The statistical office of the European Union, Eurostart, released Thursday data of regional GDP per capita in 2010. In 2010, GDP per capita, expressed in terms of purchasing power standards, in the EU’s 270 territorial units regions ranged from 26% of the EU average in the region of Severozapaden in Bulgaria, to 328% of the average in Inner London in the United Kingdom.
More than one region in seven with GDP per capita above 125% of the average.
The leading regions in the ranking of regional GDP per capita in 2010 were Inner London in the United Kingdom (328% of the average), the Grand Duchy of Luxembourg (266%), Bruxelles/Brussels in Belgium (223%), Hamburg in Germany (203%), Île de France in France and Groningen in the Netherlands (both 180%), Bratislava in Slovakia (176%), Praha in the Czech Republic (172%), Stockholm in Sweden (168%) and Wien in Austria (165%).

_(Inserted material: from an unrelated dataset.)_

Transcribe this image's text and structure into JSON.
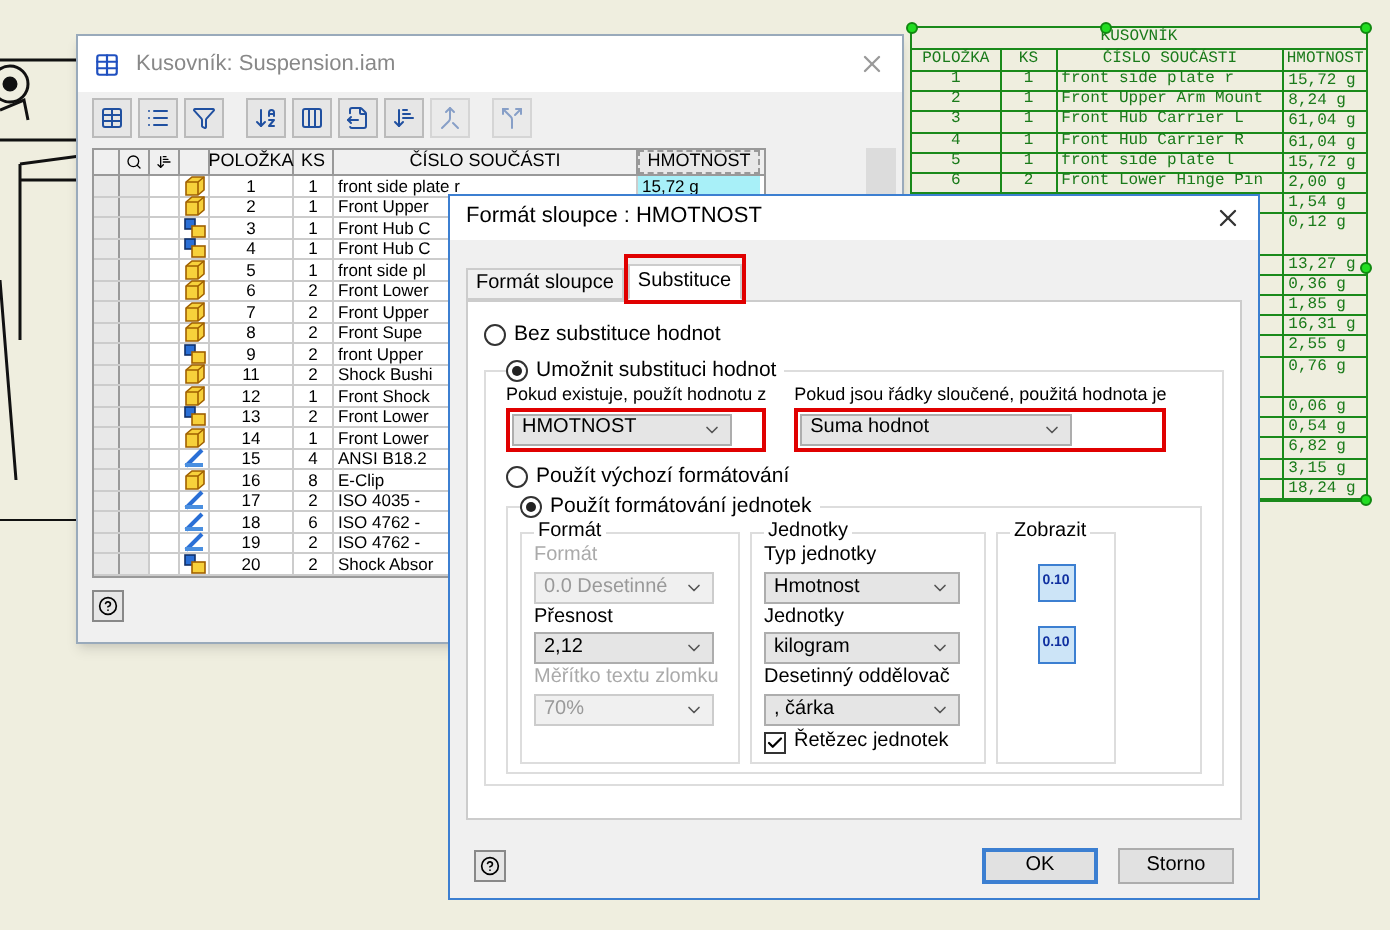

Among the 41 regions exceeding the 125% level, eight were in Germany, five each in the Netherlands and Austria, four in Belgium, three each in Spain, Italy and the United Kingdom, two each in Finland and Sweden, one each in the Czech Republic, Denmark, Ireland, France and Slovakia, as well as the Grand Duchy of Luxembourg. It should be noted, however, that in some regions the GDP per capita figures can be significantly influenced by commuter flows. Net commuter inflows in these regions push up production to a level that could not be achieved by the resident active population on its own. The result is that GDP per capita appears to be overestimated in these regions and underestimated in regions with commuter outflows.
…and one in four below 75%
The lowest regions in the ranking were all in Bulgaria and Romania, with the lowest figures recorded in Severozapaden in Bulgaria (26% of the average), followed by Severen tsentralen in Bulgaria and Nord-Est in Romania (both 29%) and Yuzhen tsentralen in Bulgaria (30%). Among the 68 regions below the 75% level, fifteen were in Poland, seven each in the Czech Republic, Greece and Romania, six in Hungary, five each in Bulgaria and Italy, three each in France (all overseas departments), Portugal and Slovakia, two in the United Kingdom, one each in Spain and Slovenia, as well as Estonia, Latvia and Lithuania.